I’ll never forget the first time Erica asked me to spend the night with her. We were in the seventh grade, brand new to junior high school -a full year younger than my own daughter is today. I think the only class we had together that year was gym. We didn’t know one another before seventh grade gym class. It was a Friday afternoon when she called. We must have exchanged telephone numbers that same day. She asked if I would come over and spend the night. My Mama didn’t know her Mama and so they talked briefly on the phone before she agreed to drop me off later that evening.
That was the first night of many spent inside Erica’s four bedroom walls – the ones that were purple before she painted them a perfect black and white stripe. Inside that room we spent hours telling secrets (her on her day bed, me on the floor), rummaging through her ungodly amount of CDs and me ogling over the amount of clothes she had in her closet that still had the tags on them. I discovered Dave Matthews Band in that bedroom. That was also her Daddy’s name and for at least a few hours one night she had me convinced that her Daddy sang lead vocals on Under the Table and Dreaming. I also discovered Kenny G in Erica’s bedroom. I always insisted we listen to Kenny G as we fell asleep at night. She never complained.
Over the years I became quite fond of Erica’s family. She was an only child, save for the family Scottish Terrier named Pepper. Erica’s brother passed away as a toddler. Her Daddy was a music man who loved the Beatles. Her Mama, a school teacher, who always kept the refrigerator stocked with Pepsi and Gatorade. If you know the Matthews family at all, you also know English muffin pepperoni pizzas. They were Erica’s favorite. I loved that family for many reasons. I loved that they ate dinner at what seemed like 4:30 p.m. every afternoon. I loved that her grandparents lived right across the street, and that they had a fully stocked bar in their basement. I loved that Erica’s parents trusted us to roam the neighborhood late into the night and that they let us sleep uninterrupted late into the day. I loved that for many weekends over a span of many years they tolerated me, fed me, kept me warm, gave me a soft place to land and welcomed me into their home.
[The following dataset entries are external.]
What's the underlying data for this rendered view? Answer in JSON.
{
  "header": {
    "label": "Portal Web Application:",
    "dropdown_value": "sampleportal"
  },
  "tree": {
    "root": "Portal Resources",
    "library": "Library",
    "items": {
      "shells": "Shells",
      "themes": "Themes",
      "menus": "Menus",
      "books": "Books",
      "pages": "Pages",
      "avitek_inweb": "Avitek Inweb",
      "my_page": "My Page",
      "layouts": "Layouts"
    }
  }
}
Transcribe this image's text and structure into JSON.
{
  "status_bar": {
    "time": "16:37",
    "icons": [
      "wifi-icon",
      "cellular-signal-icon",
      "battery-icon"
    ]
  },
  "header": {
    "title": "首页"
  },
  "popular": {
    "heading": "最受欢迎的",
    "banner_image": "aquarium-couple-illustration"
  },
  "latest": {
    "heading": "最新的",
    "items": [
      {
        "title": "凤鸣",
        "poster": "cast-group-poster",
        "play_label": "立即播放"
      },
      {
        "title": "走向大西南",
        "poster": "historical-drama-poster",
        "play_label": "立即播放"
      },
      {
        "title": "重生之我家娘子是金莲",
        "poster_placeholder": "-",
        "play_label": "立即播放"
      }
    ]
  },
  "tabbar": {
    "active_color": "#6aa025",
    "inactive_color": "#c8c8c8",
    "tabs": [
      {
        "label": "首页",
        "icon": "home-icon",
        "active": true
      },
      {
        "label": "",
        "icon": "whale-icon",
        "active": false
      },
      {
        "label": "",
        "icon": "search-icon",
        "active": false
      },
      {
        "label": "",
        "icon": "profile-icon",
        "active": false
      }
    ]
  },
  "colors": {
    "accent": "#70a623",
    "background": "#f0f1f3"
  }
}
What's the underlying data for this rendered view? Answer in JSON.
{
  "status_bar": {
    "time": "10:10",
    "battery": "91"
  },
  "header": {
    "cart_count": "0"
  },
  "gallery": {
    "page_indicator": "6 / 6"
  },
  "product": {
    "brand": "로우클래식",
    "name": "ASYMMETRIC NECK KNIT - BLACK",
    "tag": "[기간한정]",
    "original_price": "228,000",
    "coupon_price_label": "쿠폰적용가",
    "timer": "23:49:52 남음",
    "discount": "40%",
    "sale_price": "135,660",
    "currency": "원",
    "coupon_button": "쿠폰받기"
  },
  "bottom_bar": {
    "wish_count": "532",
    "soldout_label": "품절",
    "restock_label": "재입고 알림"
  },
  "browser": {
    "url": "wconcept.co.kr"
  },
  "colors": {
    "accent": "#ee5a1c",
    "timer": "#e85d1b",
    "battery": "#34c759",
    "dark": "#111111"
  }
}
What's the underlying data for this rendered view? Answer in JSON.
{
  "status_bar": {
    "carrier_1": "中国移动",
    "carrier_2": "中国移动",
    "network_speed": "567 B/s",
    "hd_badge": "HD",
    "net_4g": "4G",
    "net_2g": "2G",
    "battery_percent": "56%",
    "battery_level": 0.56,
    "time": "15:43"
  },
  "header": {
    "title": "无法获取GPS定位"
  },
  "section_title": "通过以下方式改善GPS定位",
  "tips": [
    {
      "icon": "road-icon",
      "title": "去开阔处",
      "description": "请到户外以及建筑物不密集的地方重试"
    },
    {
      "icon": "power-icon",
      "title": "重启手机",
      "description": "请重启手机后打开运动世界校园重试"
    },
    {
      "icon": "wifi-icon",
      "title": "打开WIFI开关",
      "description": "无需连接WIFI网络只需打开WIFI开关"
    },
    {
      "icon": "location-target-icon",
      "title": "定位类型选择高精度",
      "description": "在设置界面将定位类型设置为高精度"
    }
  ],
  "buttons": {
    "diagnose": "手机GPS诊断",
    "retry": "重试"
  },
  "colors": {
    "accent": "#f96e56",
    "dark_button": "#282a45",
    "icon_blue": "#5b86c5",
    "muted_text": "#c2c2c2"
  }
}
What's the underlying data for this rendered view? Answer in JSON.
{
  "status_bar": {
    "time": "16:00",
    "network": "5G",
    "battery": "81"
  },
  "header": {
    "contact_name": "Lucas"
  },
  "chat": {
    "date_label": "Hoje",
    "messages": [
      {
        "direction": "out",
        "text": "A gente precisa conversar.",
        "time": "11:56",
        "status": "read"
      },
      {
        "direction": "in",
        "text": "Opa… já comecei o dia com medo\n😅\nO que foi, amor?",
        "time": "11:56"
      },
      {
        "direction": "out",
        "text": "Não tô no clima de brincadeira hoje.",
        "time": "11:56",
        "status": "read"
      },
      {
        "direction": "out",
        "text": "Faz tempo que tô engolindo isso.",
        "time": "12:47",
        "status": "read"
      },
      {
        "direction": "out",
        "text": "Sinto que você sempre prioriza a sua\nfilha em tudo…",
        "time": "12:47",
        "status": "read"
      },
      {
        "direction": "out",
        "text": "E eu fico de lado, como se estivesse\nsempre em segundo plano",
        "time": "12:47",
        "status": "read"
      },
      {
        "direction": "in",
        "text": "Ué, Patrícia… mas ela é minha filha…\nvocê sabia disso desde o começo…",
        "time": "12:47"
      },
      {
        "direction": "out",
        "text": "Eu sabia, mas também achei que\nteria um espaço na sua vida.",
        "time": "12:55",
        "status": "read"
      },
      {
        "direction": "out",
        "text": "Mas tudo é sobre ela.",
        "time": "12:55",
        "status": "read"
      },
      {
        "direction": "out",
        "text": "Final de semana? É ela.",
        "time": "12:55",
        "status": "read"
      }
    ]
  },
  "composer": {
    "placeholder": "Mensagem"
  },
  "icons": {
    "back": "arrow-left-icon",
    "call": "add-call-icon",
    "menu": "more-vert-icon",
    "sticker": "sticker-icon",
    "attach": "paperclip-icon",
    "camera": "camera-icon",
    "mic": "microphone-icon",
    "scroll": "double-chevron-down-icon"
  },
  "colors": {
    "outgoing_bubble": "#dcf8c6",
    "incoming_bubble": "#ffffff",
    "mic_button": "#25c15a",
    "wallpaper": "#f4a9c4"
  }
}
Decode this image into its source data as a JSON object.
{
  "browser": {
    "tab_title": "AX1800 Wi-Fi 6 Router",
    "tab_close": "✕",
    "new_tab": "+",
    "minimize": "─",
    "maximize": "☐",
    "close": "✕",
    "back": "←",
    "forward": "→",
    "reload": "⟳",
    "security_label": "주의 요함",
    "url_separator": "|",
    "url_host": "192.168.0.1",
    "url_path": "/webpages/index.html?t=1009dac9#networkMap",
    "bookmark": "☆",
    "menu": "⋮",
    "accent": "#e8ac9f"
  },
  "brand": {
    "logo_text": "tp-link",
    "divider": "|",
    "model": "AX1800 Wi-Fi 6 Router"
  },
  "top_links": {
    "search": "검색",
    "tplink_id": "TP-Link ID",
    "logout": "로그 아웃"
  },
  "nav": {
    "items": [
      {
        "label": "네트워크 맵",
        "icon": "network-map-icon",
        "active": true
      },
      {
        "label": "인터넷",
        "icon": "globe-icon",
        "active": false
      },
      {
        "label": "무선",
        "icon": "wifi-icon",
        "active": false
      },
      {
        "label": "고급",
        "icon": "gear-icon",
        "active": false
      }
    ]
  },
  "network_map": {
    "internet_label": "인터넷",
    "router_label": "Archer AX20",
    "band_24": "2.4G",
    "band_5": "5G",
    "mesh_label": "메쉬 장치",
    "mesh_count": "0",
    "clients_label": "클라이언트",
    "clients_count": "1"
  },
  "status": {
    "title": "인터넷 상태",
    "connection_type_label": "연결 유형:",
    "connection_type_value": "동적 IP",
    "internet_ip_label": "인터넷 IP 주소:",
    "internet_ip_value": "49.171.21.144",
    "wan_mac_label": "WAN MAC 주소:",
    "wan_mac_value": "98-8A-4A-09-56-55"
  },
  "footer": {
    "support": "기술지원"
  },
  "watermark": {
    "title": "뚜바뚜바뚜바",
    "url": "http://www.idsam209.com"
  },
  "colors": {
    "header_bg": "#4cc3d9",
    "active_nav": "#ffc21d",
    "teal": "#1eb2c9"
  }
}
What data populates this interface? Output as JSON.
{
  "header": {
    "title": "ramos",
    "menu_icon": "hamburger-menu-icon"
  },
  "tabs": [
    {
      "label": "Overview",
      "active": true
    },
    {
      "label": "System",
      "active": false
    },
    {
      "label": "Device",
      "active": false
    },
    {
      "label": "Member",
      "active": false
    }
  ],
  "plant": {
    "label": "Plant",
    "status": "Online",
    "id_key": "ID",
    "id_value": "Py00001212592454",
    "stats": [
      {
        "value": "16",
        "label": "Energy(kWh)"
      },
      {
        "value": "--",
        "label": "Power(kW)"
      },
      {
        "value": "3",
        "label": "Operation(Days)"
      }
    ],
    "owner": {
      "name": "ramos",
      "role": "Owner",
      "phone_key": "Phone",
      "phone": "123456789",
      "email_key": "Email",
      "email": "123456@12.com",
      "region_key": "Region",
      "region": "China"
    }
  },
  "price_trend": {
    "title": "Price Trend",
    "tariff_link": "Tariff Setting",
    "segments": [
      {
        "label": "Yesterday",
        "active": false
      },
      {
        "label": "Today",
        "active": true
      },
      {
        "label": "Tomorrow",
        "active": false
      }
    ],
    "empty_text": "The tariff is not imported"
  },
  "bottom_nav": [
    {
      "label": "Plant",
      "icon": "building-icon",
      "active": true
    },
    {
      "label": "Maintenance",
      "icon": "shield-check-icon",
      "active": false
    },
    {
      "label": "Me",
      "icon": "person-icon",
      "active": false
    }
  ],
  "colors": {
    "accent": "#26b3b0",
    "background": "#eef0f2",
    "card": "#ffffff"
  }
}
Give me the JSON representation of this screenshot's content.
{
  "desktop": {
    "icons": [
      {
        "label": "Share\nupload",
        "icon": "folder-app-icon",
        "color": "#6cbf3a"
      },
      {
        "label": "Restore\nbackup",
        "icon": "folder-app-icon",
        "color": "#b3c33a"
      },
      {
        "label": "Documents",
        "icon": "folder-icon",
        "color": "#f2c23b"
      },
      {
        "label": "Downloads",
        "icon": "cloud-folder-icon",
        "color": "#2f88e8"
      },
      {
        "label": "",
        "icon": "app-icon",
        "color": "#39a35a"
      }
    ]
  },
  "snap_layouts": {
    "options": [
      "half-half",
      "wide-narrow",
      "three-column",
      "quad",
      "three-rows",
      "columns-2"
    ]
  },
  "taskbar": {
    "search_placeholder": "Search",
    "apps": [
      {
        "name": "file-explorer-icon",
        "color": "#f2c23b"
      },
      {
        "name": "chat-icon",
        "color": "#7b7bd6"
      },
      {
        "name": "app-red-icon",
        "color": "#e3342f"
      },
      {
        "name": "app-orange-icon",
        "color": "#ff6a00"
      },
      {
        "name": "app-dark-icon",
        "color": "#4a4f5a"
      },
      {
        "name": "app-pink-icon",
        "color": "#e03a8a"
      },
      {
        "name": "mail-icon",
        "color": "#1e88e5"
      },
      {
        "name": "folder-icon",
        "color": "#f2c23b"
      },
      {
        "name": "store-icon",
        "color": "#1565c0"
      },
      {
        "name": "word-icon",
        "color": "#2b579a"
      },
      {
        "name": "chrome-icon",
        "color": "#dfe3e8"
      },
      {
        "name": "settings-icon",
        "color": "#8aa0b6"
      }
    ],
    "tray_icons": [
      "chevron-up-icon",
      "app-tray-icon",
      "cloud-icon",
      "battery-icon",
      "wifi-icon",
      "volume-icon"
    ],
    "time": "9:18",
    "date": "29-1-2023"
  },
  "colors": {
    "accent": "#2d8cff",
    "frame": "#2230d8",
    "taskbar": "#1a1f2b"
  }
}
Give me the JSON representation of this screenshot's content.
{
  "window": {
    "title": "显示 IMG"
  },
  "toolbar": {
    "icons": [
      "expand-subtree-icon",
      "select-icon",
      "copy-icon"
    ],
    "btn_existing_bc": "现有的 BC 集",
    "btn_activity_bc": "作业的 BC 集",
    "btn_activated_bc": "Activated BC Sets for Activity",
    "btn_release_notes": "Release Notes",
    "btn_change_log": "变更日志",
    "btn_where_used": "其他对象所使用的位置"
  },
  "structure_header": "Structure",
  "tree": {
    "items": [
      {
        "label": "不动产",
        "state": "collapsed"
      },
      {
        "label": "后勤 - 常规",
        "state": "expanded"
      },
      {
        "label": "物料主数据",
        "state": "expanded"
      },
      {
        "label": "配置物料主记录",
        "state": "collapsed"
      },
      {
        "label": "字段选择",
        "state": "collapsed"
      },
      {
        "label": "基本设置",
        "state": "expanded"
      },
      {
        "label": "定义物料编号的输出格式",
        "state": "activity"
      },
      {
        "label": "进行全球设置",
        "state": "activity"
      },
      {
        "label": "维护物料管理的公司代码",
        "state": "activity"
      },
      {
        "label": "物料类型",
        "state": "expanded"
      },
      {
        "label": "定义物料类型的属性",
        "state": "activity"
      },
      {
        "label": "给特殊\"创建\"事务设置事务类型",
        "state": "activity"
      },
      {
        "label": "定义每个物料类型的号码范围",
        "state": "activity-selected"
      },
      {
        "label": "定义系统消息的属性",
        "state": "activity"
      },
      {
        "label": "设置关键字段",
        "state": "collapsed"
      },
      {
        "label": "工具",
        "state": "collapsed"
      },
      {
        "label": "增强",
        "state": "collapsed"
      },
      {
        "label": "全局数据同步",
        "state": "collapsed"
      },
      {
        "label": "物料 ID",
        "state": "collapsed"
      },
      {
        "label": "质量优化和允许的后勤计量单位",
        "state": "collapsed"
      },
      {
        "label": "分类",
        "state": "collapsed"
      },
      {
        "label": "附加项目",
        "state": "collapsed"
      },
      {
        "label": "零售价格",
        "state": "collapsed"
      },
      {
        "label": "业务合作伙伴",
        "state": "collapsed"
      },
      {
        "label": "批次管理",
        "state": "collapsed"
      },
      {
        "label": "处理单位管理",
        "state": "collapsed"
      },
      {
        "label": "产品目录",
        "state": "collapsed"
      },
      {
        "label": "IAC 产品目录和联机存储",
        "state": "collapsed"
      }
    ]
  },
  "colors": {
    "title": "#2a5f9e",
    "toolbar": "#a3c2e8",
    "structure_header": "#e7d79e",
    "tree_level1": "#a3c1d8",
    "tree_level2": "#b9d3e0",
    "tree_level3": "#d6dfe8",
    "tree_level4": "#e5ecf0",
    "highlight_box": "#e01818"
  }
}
But what I loved more than anything about the Matthews family is that they gave me something I still carry with me today, a memory I will forever treasure along with a lesson I will never forget.
It was a week or so before Valentine’s Day. Neither Erica nor I had a “valentine” that year and one afternoon we found our 15 year old selves sitting in her black and white bedroom sulking, complaining and wishing things were different. We knew that in less than a week we’d painfully bear witness to swarms of girls leaving school with red and pink balloons, heart shaped candy boxes, and vases stuffed with red roses and baby’s breath while we left empty handed. We even joked about skipping school that day just to avoid the humiliation. But we didn’t and as much as we wished it away, Valentine’s Day came anyway. It was late in the afternoon when the school secretary began calling students to the office to accept the deliveries that had come in for them throughout the day. Just like we expected, there were red and pink balloons, heart shaped candy boxes, and vases stuffed with red roses and baby’s breath. One 15 year old girl after another came skipping back to our classrooms with their proclamations of love in hand and then the secretary called my name. Confused and a little scared I made my way to the front office and there waiting for me was a small vase and inside was a single red rose complete with baby’s breath. The card on the outside read “Happy Valentine’s Day, from your secret admirer.”
I wasn’t the only one that received a single rose from a “secret admirer” that day.
Erica got one, too. Her parents must have overheard our gripes and moans the week before and arranged for us to receive a delivery on Valentine’s Day so we didn’t leave school empty handed. They never said a word but I knew it was them and I’ve never forgotten the feeling I had walking out of school with my perfect single flower that day. Since that day I have had many special Valentine’s Days but none as special as that one. You see, Erica’s parents didn’t have to send me that rose. I wasn’t their child. They weren’t beholden to me. They could have very easily sent Erica a flower and left me out, but they didn’t. The Matthews sent 15 year old me a rose that Valentine’s Day because they wanted to and they will never know the impression this small gesture left on me and the valuable lesson I learned from it – the lesson that love isn’t an obligation. Love is a choice. Love tries. Love tries hard. Love is empathetic. Love understands.
Love is your cheerleader, your fire, your teacher, your best friend. Love does not have to. Love wants to – on Valentine’s Day and every other day of the year.
Happy Valentine’s Day, Erica, David and Sue. Thank you for the memories.